**YOUR GOAL:**
Each record should be returned exactly as it is written.

[Records drawn from a dataset]
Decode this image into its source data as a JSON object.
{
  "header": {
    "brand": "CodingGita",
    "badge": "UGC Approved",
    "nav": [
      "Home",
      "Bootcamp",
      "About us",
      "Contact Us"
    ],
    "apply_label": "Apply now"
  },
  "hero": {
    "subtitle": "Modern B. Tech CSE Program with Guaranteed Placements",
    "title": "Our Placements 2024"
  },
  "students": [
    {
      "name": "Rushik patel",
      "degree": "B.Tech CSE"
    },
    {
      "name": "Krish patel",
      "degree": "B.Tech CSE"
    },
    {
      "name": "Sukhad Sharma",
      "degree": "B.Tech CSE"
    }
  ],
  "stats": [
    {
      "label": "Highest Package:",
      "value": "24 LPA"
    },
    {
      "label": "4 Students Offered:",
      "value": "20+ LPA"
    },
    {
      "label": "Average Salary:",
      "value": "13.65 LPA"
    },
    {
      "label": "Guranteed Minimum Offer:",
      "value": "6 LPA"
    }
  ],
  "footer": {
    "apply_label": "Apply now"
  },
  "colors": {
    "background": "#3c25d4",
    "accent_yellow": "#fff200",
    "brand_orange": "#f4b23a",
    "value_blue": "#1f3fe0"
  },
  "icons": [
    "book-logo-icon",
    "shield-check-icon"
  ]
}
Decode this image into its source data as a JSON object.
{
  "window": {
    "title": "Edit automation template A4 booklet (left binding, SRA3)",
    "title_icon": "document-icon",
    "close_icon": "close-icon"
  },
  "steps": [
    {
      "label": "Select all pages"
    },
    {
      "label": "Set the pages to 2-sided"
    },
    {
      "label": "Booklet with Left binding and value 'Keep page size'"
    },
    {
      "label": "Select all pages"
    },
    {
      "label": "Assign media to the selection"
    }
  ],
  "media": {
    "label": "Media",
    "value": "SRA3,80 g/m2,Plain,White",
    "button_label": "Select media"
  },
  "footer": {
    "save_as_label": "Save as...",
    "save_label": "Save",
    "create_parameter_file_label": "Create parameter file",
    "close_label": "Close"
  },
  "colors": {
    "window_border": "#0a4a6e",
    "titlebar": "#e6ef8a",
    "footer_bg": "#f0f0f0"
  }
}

**ANSWER TO THIS TASK:**
Decode this image into its source data as a JSON object.
{
  "header": {
    "brand": "CodingGita",
    "badge": "UGC Approved",
    "nav": [
      "Home",
      "Bootcamp",
      "About us",
      "Contact Us"
    ],
    "apply_label": "Apply now"
  },
  "hero": {
    "subtitle": "Modern B. Tech CSE Program with Guaranteed Placements",
    "title": "Our Placements 2024"
  },
  "students": [
    {
      "name": "Rushik patel",
      "degree": "B.Tech CSE"
    },
    {
      "name": "Krish patel",
      "degree": "B.Tech CSE"
    },
    {
      "name": "Sukhad Sharma",
      "degree": "B.Tech CSE"
    }
  ],
  "stats": [
    {
      "label": "Highest Package:",
      "value": "24 LPA"
    },
    {
      "label": "4 Students Offered:",
      "value": "20+ LPA"
    },
    {
      "label": "Average Salary:",
      "value": "13.65 LPA"
    },
    {
      "label": "Guranteed Minimum Offer:",
      "value": "6 LPA"
    }
  ],
  "footer": {
    "apply_label": "Apply now"
  },
  "colors": {
    "background": "#3c25d4",
    "accent_yellow": "#fff200",
    "brand_orange": "#f4b23a",
    "value_blue": "#1f3fe0"
  },
  "icons": [
    "book-logo-icon",
    "shield-check-icon"
  ]
}
Decode this image into its source data as a JSON object.
{
  "window": {
    "title": "Edit automation template A4 booklet (left binding, SRA3)",
    "title_icon": "document-icon",
    "close_icon": "close-icon"
  },
  "steps": [
    {
      "label": "Select all pages"
    },
    {
      "label": "Set the pages to 2-sided"
    },
    {
      "label": "Booklet with Left binding and value 'Keep page size'"
    },
    {
      "label": "Select all pages"
    },
    {
      "label": "Assign media to the selection"
    }
  ],
  "media": {
    "label": "Media",
    "value": "SRA3,80 g/m2,Plain,White",
    "button_label": "Select media"
  },
  "footer": {
    "save_as_label": "Save as...",
    "save_label": "Save",
    "create_parameter_file_label": "Create parameter file",
    "close_label": "Close"
  },
  "colors": {
    "window_border": "#0a4a6e",
    "titlebar": "#e6ef8a",
    "footer_bg": "#f0f0f0"
  }
}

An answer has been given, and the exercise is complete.